■ Goal of the exercise
Within the records below, find each line that holds the string "score", then copy it.

■ Input records
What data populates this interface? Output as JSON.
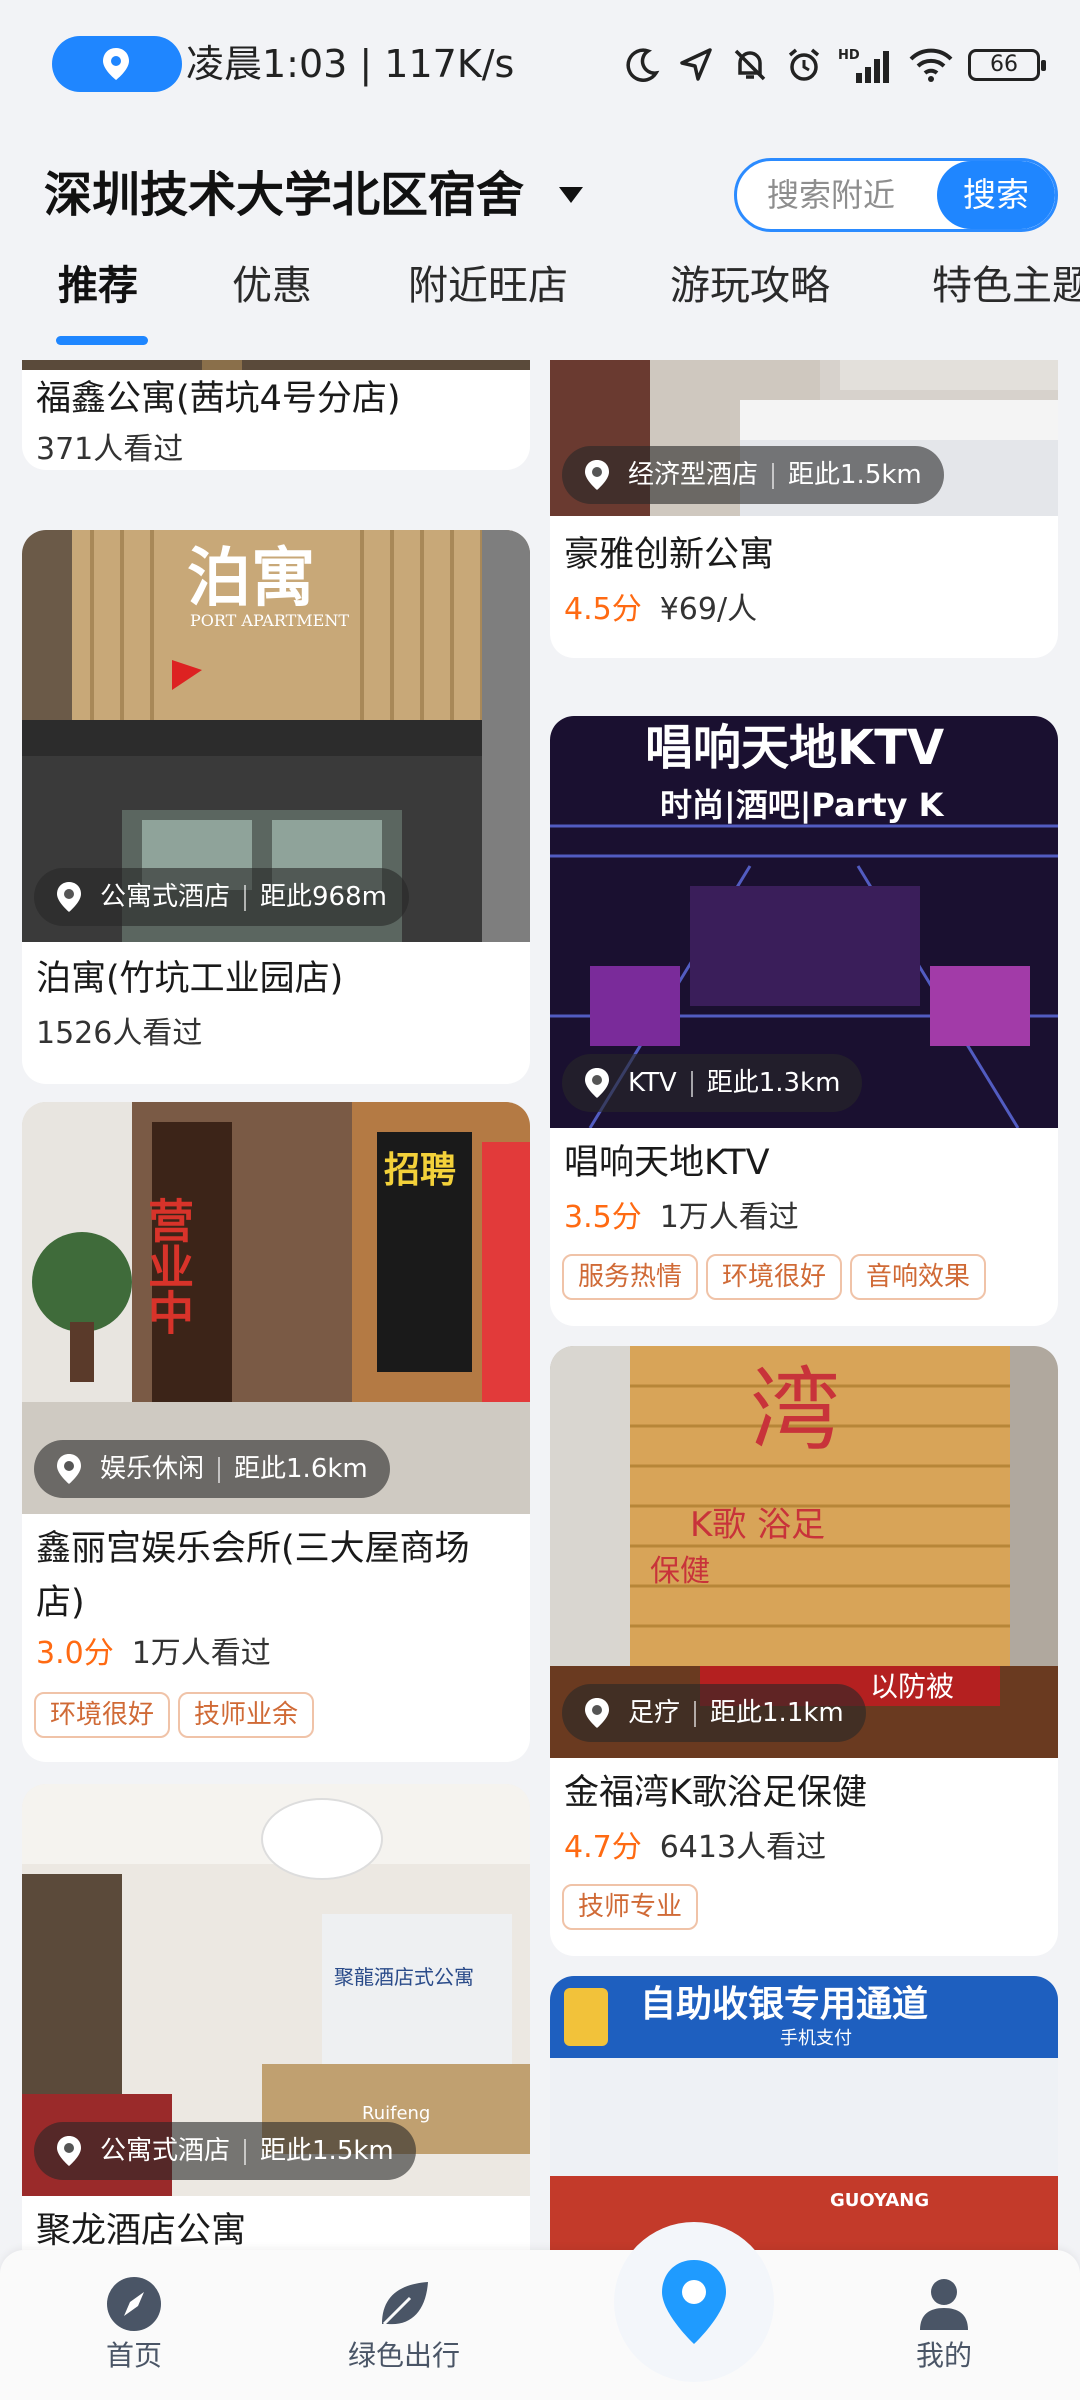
{
  "status_bar": {
    "time_text": "凌晨1:03 | 117K/s",
    "battery": "66",
    "icons": [
      "location-pin-icon",
      "moon-icon",
      "navigation-arrow-icon",
      "bell-muted-icon",
      "alarm-icon",
      "hd-signal-icon",
      "wifi-icon",
      "battery-icon"
    ]
  },
  "header": {
    "location": "深圳技术大学北区宿舍",
    "search_placeholder": "搜索附近",
    "search_button": "搜索"
  },
  "tabs": [
    "推荐",
    "优惠",
    "附近旺店",
    "游玩攻略",
    "特色主题"
  ],
  "active_tab": "推荐",
  "cards": {
    "c1": {
      "title": "福鑫公寓(茜坑4号分店)",
      "meta": "371人看过"
    },
    "c2": {
      "category": "公寓式酒店",
      "distance": "距此968m",
      "title": "泊寓(竹坑工业园店)",
      "meta": "1526人看过"
    },
    "c3": {
      "category": "娱乐休闲",
      "distance": "距此1.6km",
      "title": "鑫丽宫娱乐会所(三大屋商场店)",
      "score": "3.0分",
      "meta": "1万人看过",
      "tags": [
        "环境很好",
        "技师业余"
      ]
    },
    "c4": {
      "category": "公寓式酒店",
      "distance": "距此1.5km",
      "title": "聚龙酒店公寓"
    },
    "c5": {
      "category": "经济型酒店",
      "distance": "距此1.5km",
      "title": "豪雅创新公寓",
      "score": "4.5分",
      "meta": "¥69/人"
    },
    "c6": {
      "category": "KTV",
      "distance": "距此1.3km",
      "title": "唱响天地KTV",
      "score": "3.5分",
      "meta": "1万人看过",
      "tags": [
        "服务热情",
        "环境很好",
        "音响效果"
      ]
    },
    "c7": {
      "category": "足疗",
      "distance": "距此1.1km",
      "title": "金福湾K歌浴足保健",
      "score": "4.7分",
      "meta": "6413人看过",
      "tags": [
        "技师专业"
      ]
    },
    "c8": {}
  },
  "photo_text": {
    "boyu_sign": "泊寓",
    "boyu_sub": "PORT APARTMENT",
    "ktv_sign": "唱响天地KTV",
    "ktv_sub": "时尚|酒吧|Party K",
    "ent_sign": "营业中",
    "ent_poster": "招聘",
    "jinfu_sign": "湾",
    "jinfu_sub1": "K歌 浴足",
    "jinfu_sub2": "保健",
    "jinfu_banner": "以防被",
    "hotel_sign": "聚龍酒店式公寓",
    "hotel_logo": "Ruifeng",
    "market_banner": "自助收银专用通道",
    "market_sub": "手机支付",
    "market_store": "GUOYANG"
  },
  "bottom_nav": [
    {
      "label": "首页",
      "icon": "compass-icon"
    },
    {
      "label": "绿色出行",
      "icon": "leaf-icon"
    },
    {
      "label": "",
      "icon": "location-pin-icon"
    },
    {
      "label": "我的",
      "icon": "user-icon"
    }
  ],
  "colors": {
    "accent": "#1f86ff",
    "score": "#ff6a12",
    "chip_text": "#d06a36",
    "background": "#f2f3f6"
  }
}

■ Exercise solution
      "score": "3.0分",
      "score": "4.5分",
      "score": "3.5分",
      "score": "4.7分",
    "score": "#ff6a12",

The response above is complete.